Have you ever said, "We've got a training problem," because someone wasn't doing what he or she was supposed to be doing? You're not alone. Managers everywhere send themselves and their associates to training programs such as, "How to Motivate Others," "Plant Safety, and "The Art of Delegation." There is nothing wrong with that, unless, of course, the training is viewed as the only possible solution—the quick fix.
The same managers often complain, a few months later, that the course didn't seem to change the associate’s behavior, even though the course appeared to have a good instructor and the right content.
Solutions to problems are like keys in locks: They don't work if they don't fit. Sometimes the solution is to provide information or techniques; if the employee doesn't have the knowledge, instruction is likely to help. But when a person does know how and still doesn't perform, you can teach until the end of time and not solve the problem. Here is a series of questions, offered by Robert F. Mager and Peter Ripe in their book, Analyzing Performance Problems—Or You Really Oughta Wanna' to help you determine the right solution the next time you are faced with a performance problem: Are they able? Is this performance discrepancy due to a skill deficiency?
This is a pivotal question all managers should ask themselves, before spending budget dollars on a training remedy. Another way to ask yourself this question is, "If the person knew they were going to be fired without it, would they still be unable to perform the task?" If there is a genuine skill deficiency, then you could consider training as a primary solution. If a skill has never been learned, or has been learned in the past but forgotten, training with on-the-job practice and feedback is an appropriate solution. Sometimes a simpler solution, like providing a procedures checklist, or arranging on-the-job training will work satisfactorily.
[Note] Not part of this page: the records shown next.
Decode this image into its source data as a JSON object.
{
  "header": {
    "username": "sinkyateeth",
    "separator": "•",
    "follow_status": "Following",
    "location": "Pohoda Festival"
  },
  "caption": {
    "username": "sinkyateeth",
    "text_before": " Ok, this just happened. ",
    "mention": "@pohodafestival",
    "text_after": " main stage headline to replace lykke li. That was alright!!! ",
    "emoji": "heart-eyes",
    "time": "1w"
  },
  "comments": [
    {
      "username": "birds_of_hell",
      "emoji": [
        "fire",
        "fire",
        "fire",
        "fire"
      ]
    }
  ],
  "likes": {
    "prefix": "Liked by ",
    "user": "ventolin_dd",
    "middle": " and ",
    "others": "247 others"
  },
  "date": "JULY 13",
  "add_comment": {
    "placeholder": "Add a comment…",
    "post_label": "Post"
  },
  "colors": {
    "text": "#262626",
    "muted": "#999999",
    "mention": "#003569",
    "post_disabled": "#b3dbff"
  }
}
Are they willing?
If you have determined that the person could do it if he or she wanted to, you will need to ask a different set of questions. Obviously, training someone to do something they already know how to do doesn't make much sense.
There are four main causes of this particular kind of non-performance:
1. It is punishing to perform as desired;
2. It is rewarding to perform other than as desired;
3. It simply doesn't matter whether performance is as desired;
4. There are obstacles to performing as desired.
Let's look at each one. Is the desired performance punishing?
People learn to avoid things that cause pain. An example of this is, "You did such a good job on that report, I'm going to let you do all of them from now on." If people feel that they will be punished, if they perform as you desire, they will avoid doing it your way whenever they can.
The key is that it's not your view of the outcome that's important here. You must look through the eyes of the other person and ask yourself, "How might he or she see the consequences of doing it?"
The answer may strike you as ridiculous, but you had better take it seriously. Consider the "rate buster" in industry who turns out more work than anyone else. It is likely that the resulting hostility from his or her peers will be perceived as punishment for performance, and he or she will slow down to the level of the group. If you think your associates aren't performing because to do so leads to unpleasant results (from their point of view), try to find ways to reduce or eliminate the negative effects and to create or increase desirable consequences.
Is non-performance rewarding?
The idea here is to examine the payoff for their behavior. For example, some people have learned not to stick their necks out more than they have to. Their problem is often seen as a reluctance to take responsibility. These may be people who have repeatedly been raked over the coals for wrong decisions. They have learned to avoid that unpleasantness—and protect their careers—by making very few decisions. Or, perhaps they had a micromanager who wanted to do everything himself, so they gave up trying.
When you hear things like: "He's not ambitious," "He doesn't care," or "She procrastinates," look further, to see if there is some payoff for non-performance.
Does performing really matter?
Sometimes a problem persists because it simply doesn't matter whether or not the employee performs. If there is nothing to make it worth doing, it will tend not to get done. Late or sloppy reports often result from this lack of consequences—“Does anyone even read this report?” Make it matter.
Are there obstacles to performing?
Sometimes things like working conditions, how the work is structured, or the reporting relationships, can be the problem. For instance, employees with multiple bosses will tell you how it can affect their performance when they are given multiple, or conflicting, directions.
The obstacle to the desired performance may even lie with you. If you don't explicitly tell your associates what is expected of them, and give them regular feedback on their performance, you may be the biggest obstacle to their success. Besides a lack of information, look for the lack of authority, lack of time, poor equipment or uncomfortable surroundings.
Finally, use training programs wisely. They can only be a solution if they address the right problem. Examine the payoffs and punishments behind the problem performance.